Asiana’s announcement of its intention to sue KTVU is the first time that an Asia-based company has shown any willingness to address a racially offensive media portrayal. Of course the mockery in question happened to involve the names of Asiana’s own Korean pilots and not an offense against Asians in the abstract. Still the impulse to threaten suit is a step in the right direction though the legal basis of the suit itself may not hold up in court.
The suit is no doubt intended as a way to slap the station with negative publicity in a metro area full of Asians likely to be offended by the elementary-school playground mentality behind the mock pilot names. Legally the suit isn’t likely to win a substantial verdict since it would be virtually impossible to show any actual damage to Asiana’s reputation above and beyond the fact of the crash itself.
Still Asian Americans should hail Asiana’s willingness to use the legal system and attendant media publicity to counter the callowly racist attitude that surfaces from time to time on American media. We can only hope that it’s the beginning of an era of Asian companies recognizing their stake in not having Asians and Asian culture undermined by blatantly disrespectful media portrayals. After all, any sense that things Asian aren’t entitled to the full measure of respect would redound to the detriment of the the pricing power of Asian companies and their ability to attract quality employees.

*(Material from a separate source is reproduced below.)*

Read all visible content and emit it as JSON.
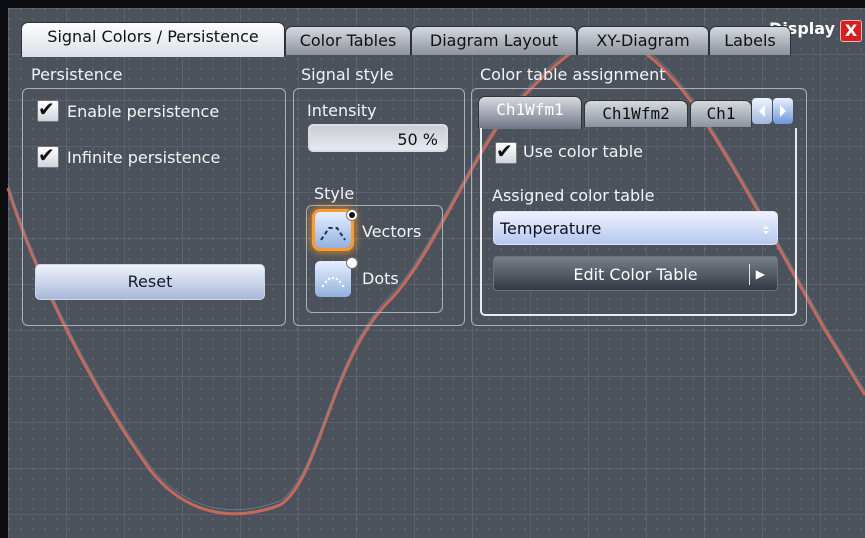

With their economic clout, companies like Asiana, Samsung, LG, Hyundai, Toyota, Honda, Panasonic and the like can be a powerful force in the fight against the perpetuation of shabby attitudes by stubbornly racist elements in American society. The loser who thought he could get away with slipping mock Asian names into a major news story is crying out to be ferreted out by his employer through the legal discovery process and thrown into the square to face the wrath of Asians who have had enough of that kind of nonsense.
Let’s hope that Asiana’s lawsuit marks the birth of a sense of ethnic citizenship by Asian corporations doing business in America. Then they may actually be worthy of our support as America’s most affluent consumers.